Monday’s new snow will likely cause avalanche conditions in the surrounding peaks to deteriorate, according to Avalanche Canada. The current avalanche hazard for the mountains north of Squamish is rated as “considerable” in the alpine and at the treeline, and “moderate” at below-treeline elevations. The avalanche danger for the North Shore, meanwhile, is listed as “high” for alpine terrain. Conditions are predicted to bring “high” avalanche danger to alpine and treeline terrain around Whistler on Tuesday.

According to Whistler Blackcomb’s weather report, the resort has seen 520 cm of total snowfall so far this season, contributing to a base depth of 195 cm. (In 2021-22, the resort saw 724 cm of snow fall over the three months spanning from November to January.)

On the bright side? Whistler has seen significantly more snow than many resorts on the other side of the Atlantic, where some operators are struggling to keep runs open.

In the French Alps, for example, Val Thorens has a base depth of 95 centimetres in the valley and 150 cm up high, while Meribel has a base depth of just 55 cm in the valley and 90 cm at higher elevations.

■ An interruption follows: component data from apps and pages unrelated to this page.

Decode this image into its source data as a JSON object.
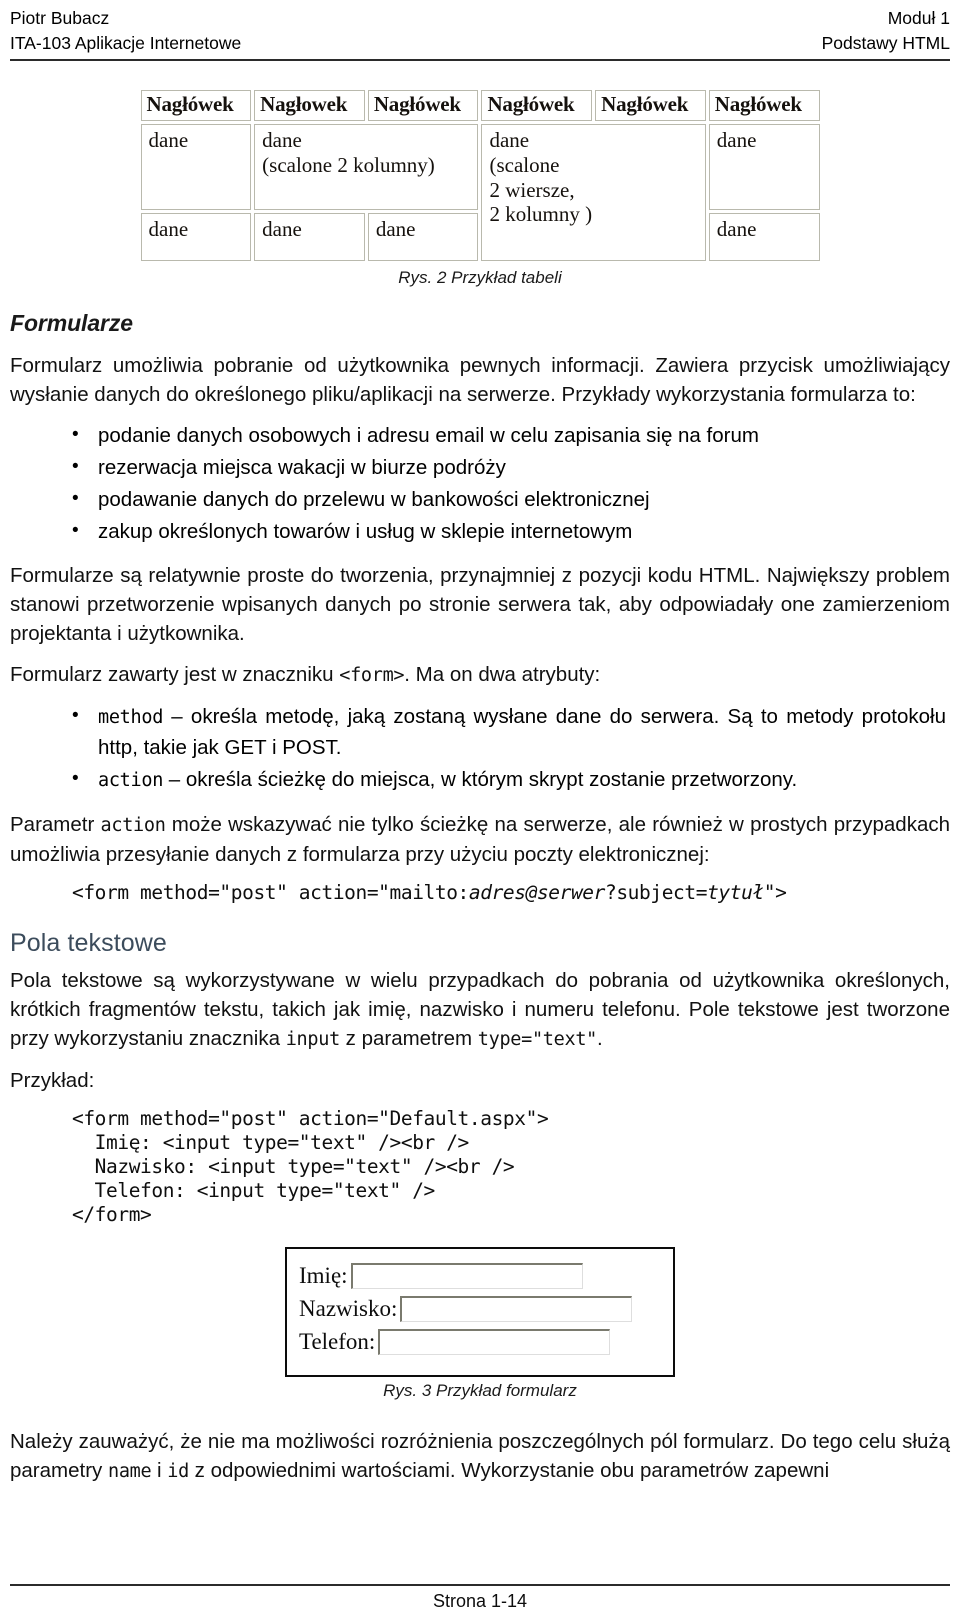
{
  "header": {
    "author": "Piotr Bubacz",
    "course": "ITA-103 Aplikacje Internetowe",
    "module": "Moduł 1",
    "topic": "Podstawy HTML"
  },
  "figure_table": {
    "caption": "Rys. 2 Przykład tabeli",
    "headers": [
      "Nagłówek",
      "Nagłowek",
      "Nagłówek",
      "Nagłówek",
      "Nagłówek",
      "Nagłówek"
    ],
    "row1": {
      "c1": "dane",
      "c2_line1": "dane",
      "c2_line2": "(scalone 2 kolumny)",
      "c3_line1": "dane",
      "c3_line2": "(scalone",
      "c3_line3": "2 wiersze,",
      "c3_line4": "2 kolumny )",
      "c4": "dane"
    },
    "row2": {
      "c1": "dane",
      "c2": "dane",
      "c3": "dane",
      "c4": "dane"
    }
  },
  "sections": {
    "formularze_heading": "Formularze",
    "intro_p1": "Formularz umożliwia pobranie od użytkownika pewnych informacji. Zawiera przycisk umożliwiający wysłanie danych do określonego pliku/aplikacji na serwerze. Przykłady wykorzystania formularza to:",
    "examples_list": [
      "podanie danych osobowych i adresu email w celu zapisania się na forum",
      "rezerwacja miejsca wakacji w biurze podróży",
      "podawanie danych do przelewu w bankowości elektronicznej",
      "zakup określonych towarów i usług w sklepie internetowym"
    ],
    "p_after_list": "Formularze są relatywnie proste do tworzenia, przynajmniej z pozycji kodu HTML. Największy problem stanowi przetworzenie wpisanych danych po stronie serwera tak, aby odpowiadały one zamierzeniom projektanta i użytkownika.",
    "p_form_tag_pre": "Formularz zawarty jest w znaczniku ",
    "p_form_tag_code": "<form>",
    "p_form_tag_post": ". Ma on dwa atrybuty:",
    "attr_list": [
      {
        "code": "method",
        "text": " – określa metodę, jaką zostaną wysłane dane do serwera. Są to metody protokołu http, takie jak GET i POST."
      },
      {
        "code": "action",
        "text": " – określa ścieżkę do miejsca, w którym skrypt zostanie przetworzony."
      }
    ],
    "p_param_pre": "Parametr ",
    "p_param_code": "action",
    "p_param_post": " może wskazywać nie tylko ścieżkę na serwerze, ale również w prostych przypadkach umożliwia przesyłanie danych z formularza przy użyciu poczty elektronicznej:",
    "mailto_code_a": "<form method=\"post\" action=\"mailto:",
    "mailto_code_italic1": "adres@serwer",
    "mailto_code_b": "?subject=",
    "mailto_code_italic2": "tytuł",
    "mailto_code_c": "\">",
    "pola_heading": "Pola tekstowe",
    "pola_p_a": "Pola tekstowe są wykorzystywane w wielu przypadkach do pobrania od użytkownika określonych, krótkich fragmentów tekstu, takich jak imię, nazwisko i numeru telefonu. Pole tekstowe jest tworzone przy wykorzystaniu znacznika ",
    "pola_p_code1": "input",
    "pola_p_b": " z parametrem ",
    "pola_p_code2": "type=\"text\"",
    "pola_p_c": ".",
    "przyklad_label": "Przykład:",
    "example_code_lines": [
      "<form method=\"post\" action=\"Default.aspx\">",
      "  Imię: <input type=\"text\" /><br />",
      "  Nazwisko: <input type=\"text\" /><br />",
      "  Telefon: <input type=\"text\" />",
      "</form>"
    ],
    "final_p_a": "Należy zauważyć, że nie ma możliwości rozróżnienia poszczególnych pól formularz. Do tego celu służą parametry ",
    "final_p_code1": "name",
    "final_p_b": " i ",
    "final_p_code2": "id",
    "final_p_c": " z odpowiednimi wartościami. Wykorzystanie obu parametrów zapewni"
  },
  "figure_form": {
    "caption": "Rys. 3 Przykład formularz",
    "fields": [
      {
        "label": "Imię:",
        "value": ""
      },
      {
        "label": "Nazwisko:",
        "value": ""
      },
      {
        "label": "Telefon:",
        "value": ""
      }
    ]
  },
  "footer": {
    "page_label": "Strona 1-14"
  }
}
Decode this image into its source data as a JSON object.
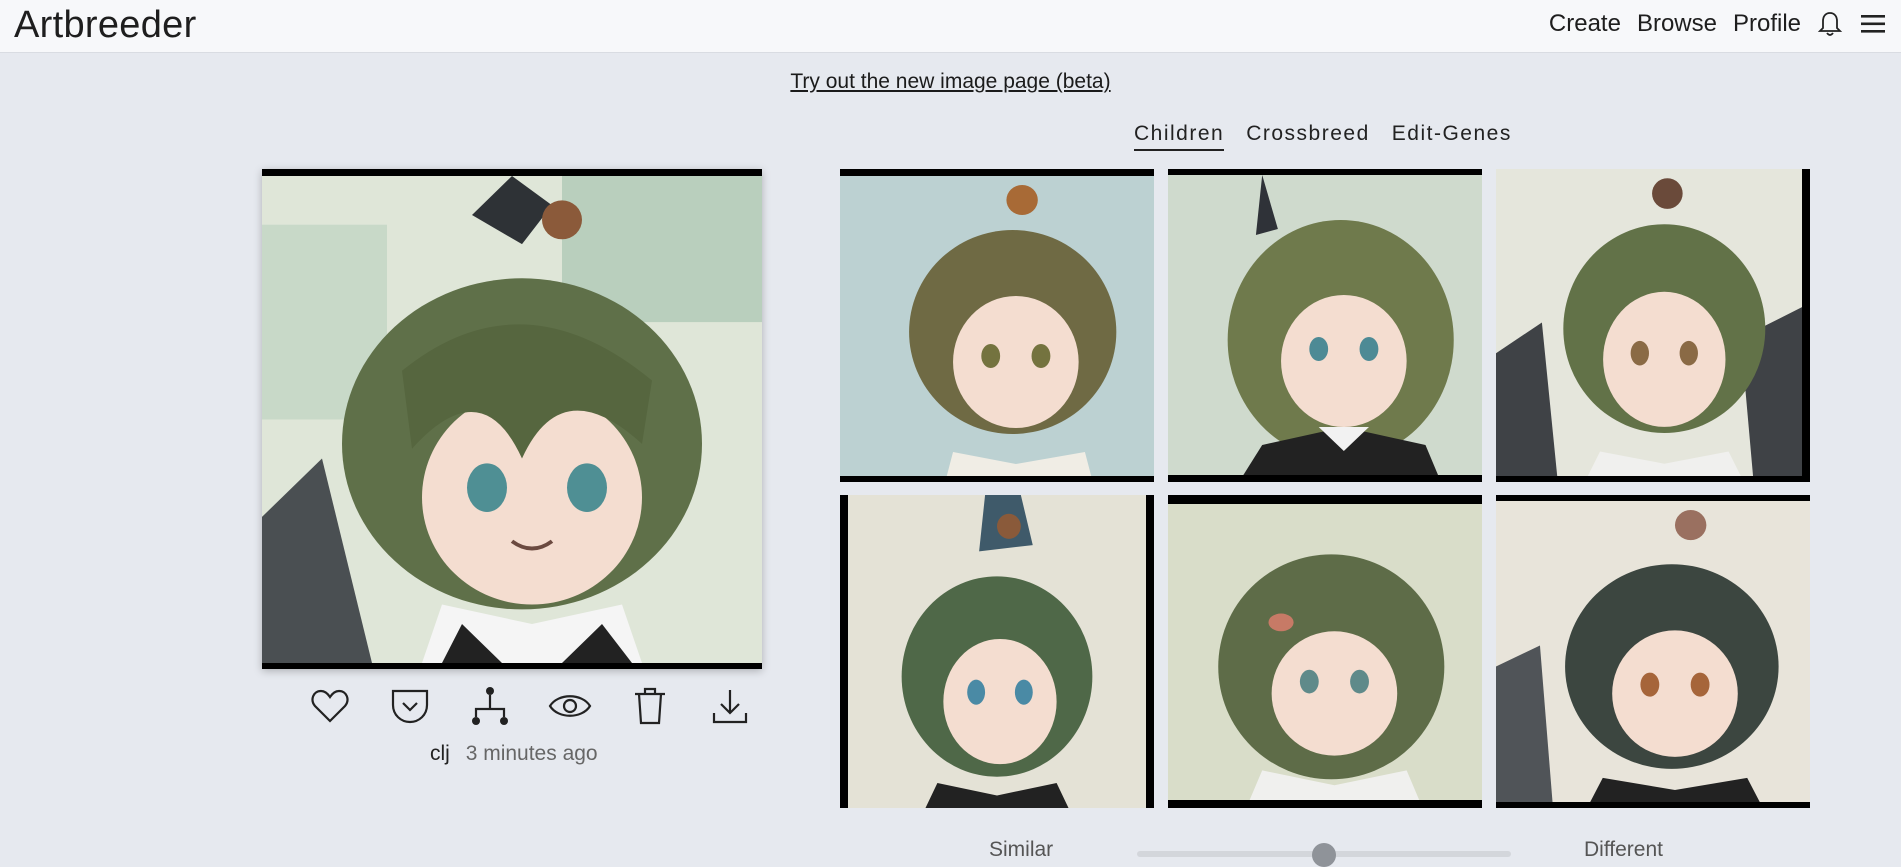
{
  "header": {
    "logo": "Artbreeder",
    "nav": {
      "create": "Create",
      "browse": "Browse",
      "profile": "Profile"
    }
  },
  "beta_link": "Try out the new image page (beta)",
  "tabs": [
    "Children",
    "Crossbreed",
    "Edit-Genes"
  ],
  "active_tab": "Children",
  "main_image": {
    "user": "clj",
    "time": "3 minutes ago",
    "actions": [
      "heart-icon",
      "save-icon",
      "family-tree-icon",
      "eye-icon",
      "trash-icon",
      "download-icon"
    ]
  },
  "children_count": 6,
  "slider": {
    "left_label": "Similar",
    "right_label": "Different",
    "value": 0.5
  },
  "colors": {
    "background": "#e6e9ef",
    "header": "#f7f8fa",
    "hair_green": "#5f7049",
    "skin": "#f4ddd0"
  }
}
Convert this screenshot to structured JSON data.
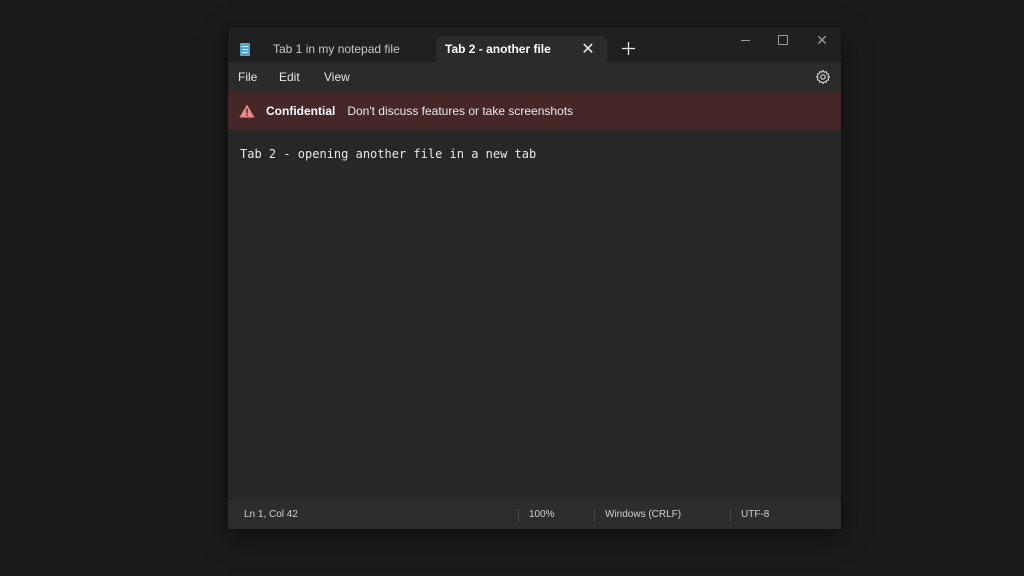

Or, take a look back in Whistler's own snowfall history to feel immediately better about current conditions: during the 2004-05 season, just 685 cm of snow fell in the resort between November and May. The highest monthly snowfall that season was recorded in April, when 197 cm fell. Even weirder? More snow fell in May that season (45 cm) than in January (42 cm).